Because of that resistance, things are still broken. Teachers are still burned out. Students still do not get all that they need. Education reform feels too big. Healthcare reform is the same. Any big system change feels impossible, not because there are no solutions, but because of resistance to change. Discomfort equals pain and I have to be in significant discomfort before I will step into change. In fact, I often say God knows he has to back me into a corner to force change, because I will not do it on my own. He knows me well.
The word resistance comes from the latin root “sistere” which means to cause to stand. So to REsist something means to stand against it; the refusal to accept or comply; the attempt to prevent by action or argument.

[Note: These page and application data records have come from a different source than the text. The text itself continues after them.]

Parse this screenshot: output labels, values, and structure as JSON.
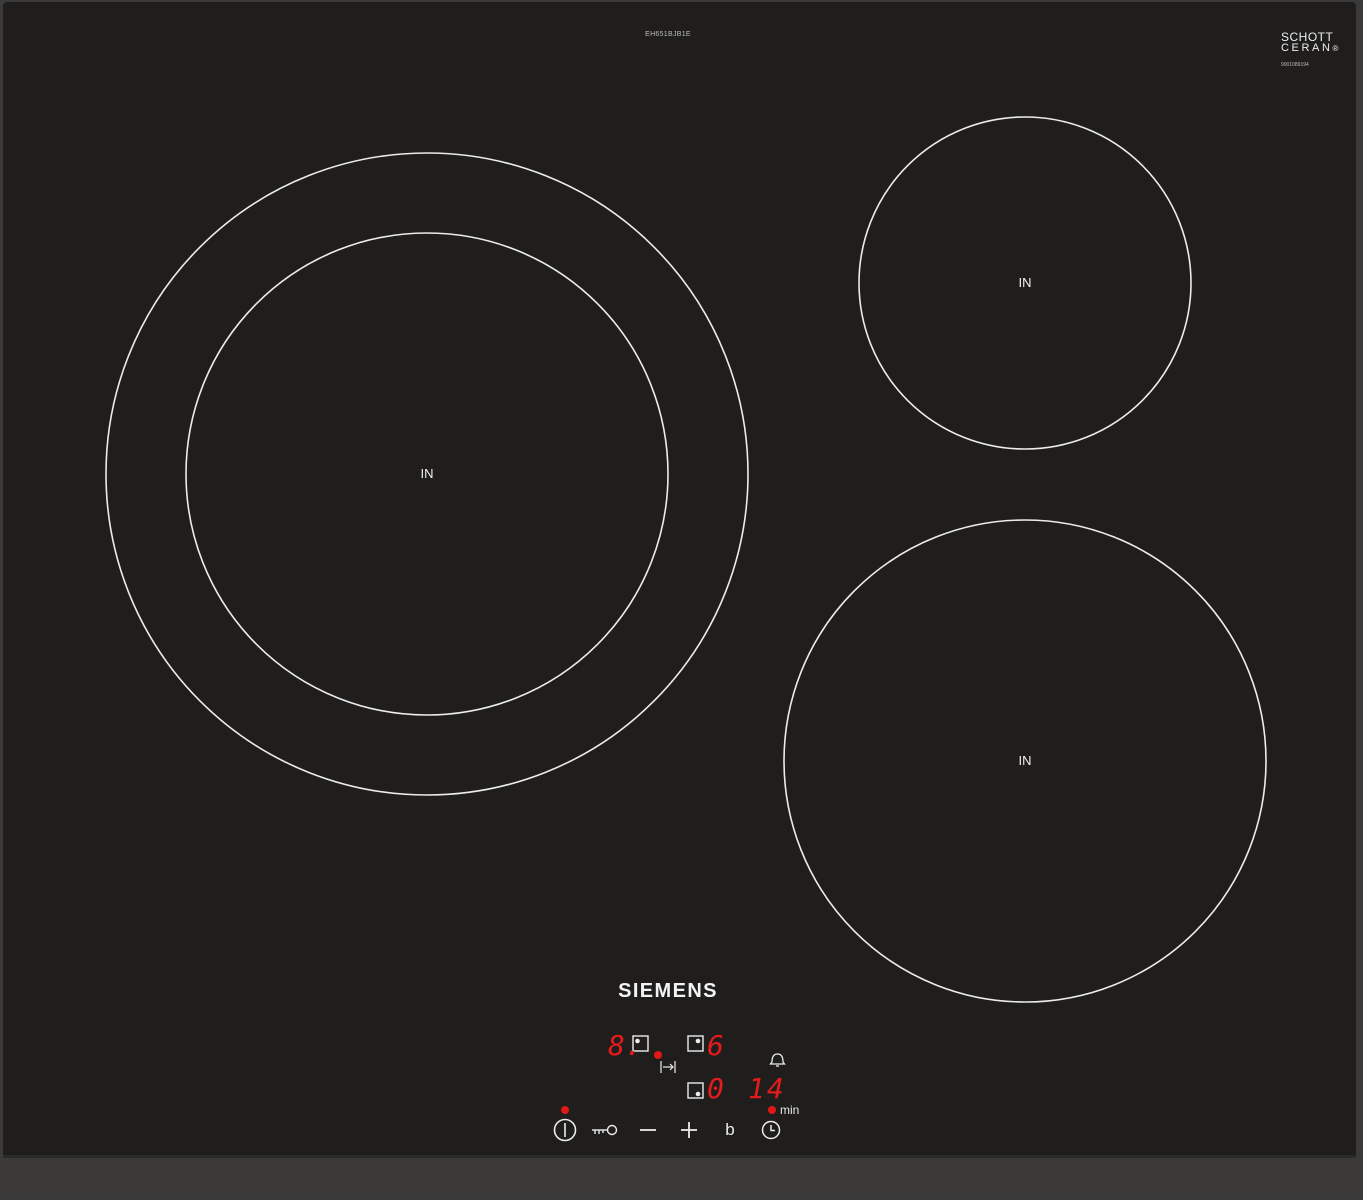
{
  "hob": {
    "brand": "SIEMENS",
    "model": "EH651BJB1E",
    "glass_brand_line1": "SCHOTT",
    "glass_brand_line2": "CERAN",
    "glass_registered_mark": "®",
    "serial": "9001089194",
    "colors": {
      "glass": "#1f1e1d",
      "frame": "#3c3c3c",
      "ring": "#ececec",
      "display_red": "#e41b1b"
    }
  },
  "zones": [
    {
      "label": "IN"
    },
    {
      "label": "IN"
    },
    {
      "label": "IN"
    }
  ],
  "display": {
    "left_power": "8.",
    "right_power": "6",
    "timer_zone": "0",
    "timer_minutes": "14",
    "minutes_unit": "min"
  },
  "controls": [
    {
      "icon": "power-icon"
    },
    {
      "icon": "key-lock-icon"
    },
    {
      "icon": "minus-icon"
    },
    {
      "icon": "plus-icon"
    },
    {
      "icon": "boost-icon",
      "label": "b"
    },
    {
      "icon": "timer-icon"
    }
  ],
  "status_icons": [
    "front-left-zone-icon",
    "front-right-zone-icon",
    "rear-right-zone-icon",
    "extended-zone-icon",
    "bell-icon"
  ]
}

I attempt to prevent change by my actions. I stand against learning new things. I often refuse to accept new ideas because they will require effort and work on my part. This computer issue has reinforced this to me, but it has also exposed that part of myself that resists change in other ways because of the discomfort they bring.

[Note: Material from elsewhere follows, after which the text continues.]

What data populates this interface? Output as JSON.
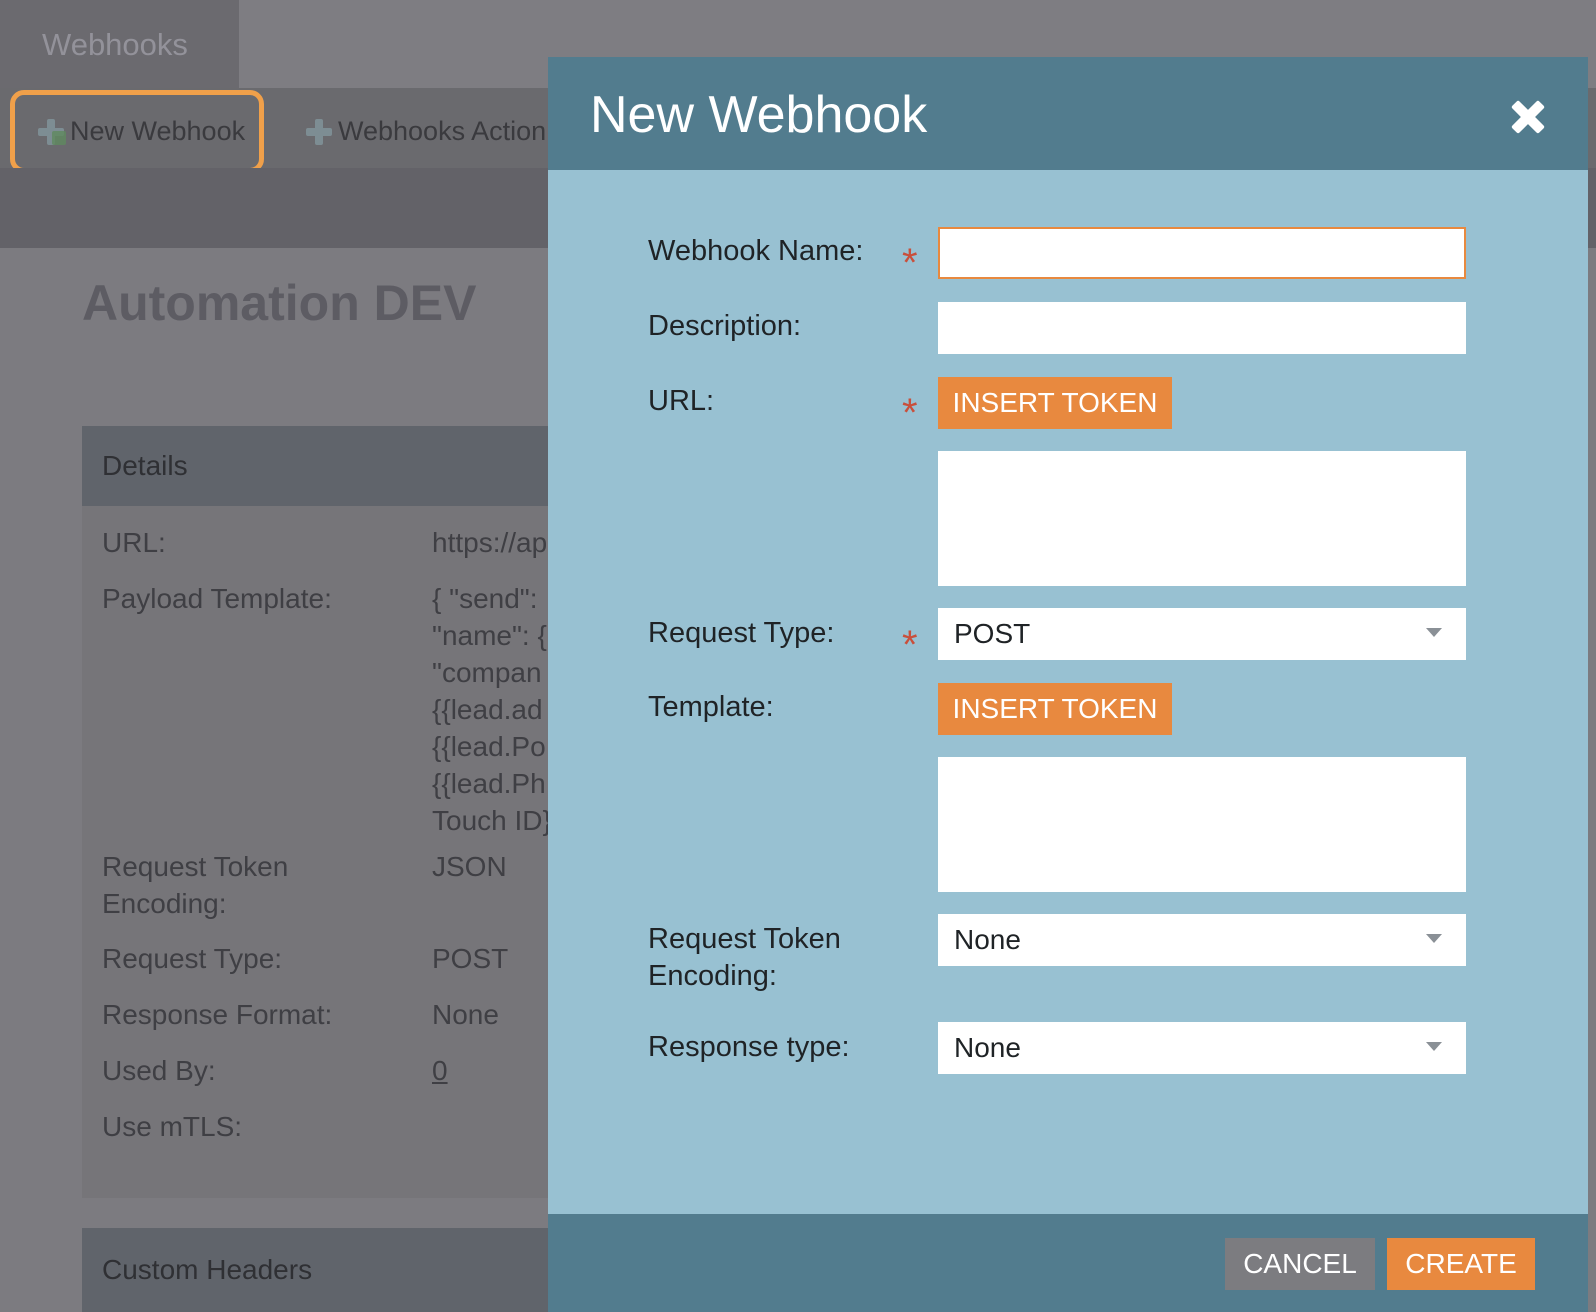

As I continue to dismantle my foundations, brought on by the George Floyd murder, I find this resistance to change is a stumbling block for me. I realize my avoidance of discomfort has injured others. My need for a comfort zone has denied one to people of color. It’s the truth. I have turned a blind eye. I have looked away. I have claimed that this isn’t my problem, it’s in the past, and that it doesn’t affect me. That very idea, that I think it doesn’t affect me, shows just how resistant I am to change. If it was my kids being killed you better believe I would be demanding change. But it’s not my kids, so I turn my face away. With my words I say how sad it is, but only with my words.
The resistance in me comes from the fear that standing up will affect my comfort zone. I will have to act. It will be uncomfortable. It will challenge the status quo I am so fond of. I will lose friends. People will think differently of me, judge me even. I am in unfamiliar territory when I embrace change instead of resisting it. It goes against my stay-in-your-comfort-zone nature. It creates a cognitive dissonance in me which demands I look closely. That I not turn my head away any longer. That I open my eyes and see how my resistance hurts my Friends of Color.
When I do that, I weep with those who weep. I grieve the pain I have caused by saying and doing nothing. I sit with the brokenness God has exposed in me and I feel his conviction deeply. I sit in silence while I unlearn so much of what I thought to be true. I wait with my mouth closed so my ears can be opened. I sit among the rubble of my foundations and begin the reframing; the rebuilding. It is not easy. It is uncomfortable. It is work. It will take time.
If I am to love my neighbor as myself, if I am to weep with those who weep, if I am to lay down my life for my friends, if I am to speak and build up the body, or any other commands of scripture, I have to admit my words and my actions do not match. I have to look in the mirror…really look. I have to stop resisting change and learn to embrace it.
All of this thought about resistance was brought on by the loss of my computer. Seems a small thing really, almost silly. But it has upended me and thrown me into an uncomfortable place. I mumble under my breath. I am frustrated. I feel out of sorts. The change required to get this machine functional again is painful. I throw things…and fits. I just want things to be normal. Yet, that is not going to happen and I know it. I have to change. Embrace instead of resist. A month of no expression has led me here, to this chair, to this morning, to this message, to this resistant heart and to this new thing that will one day be a part of my foundation…if I can just let go of my resistance.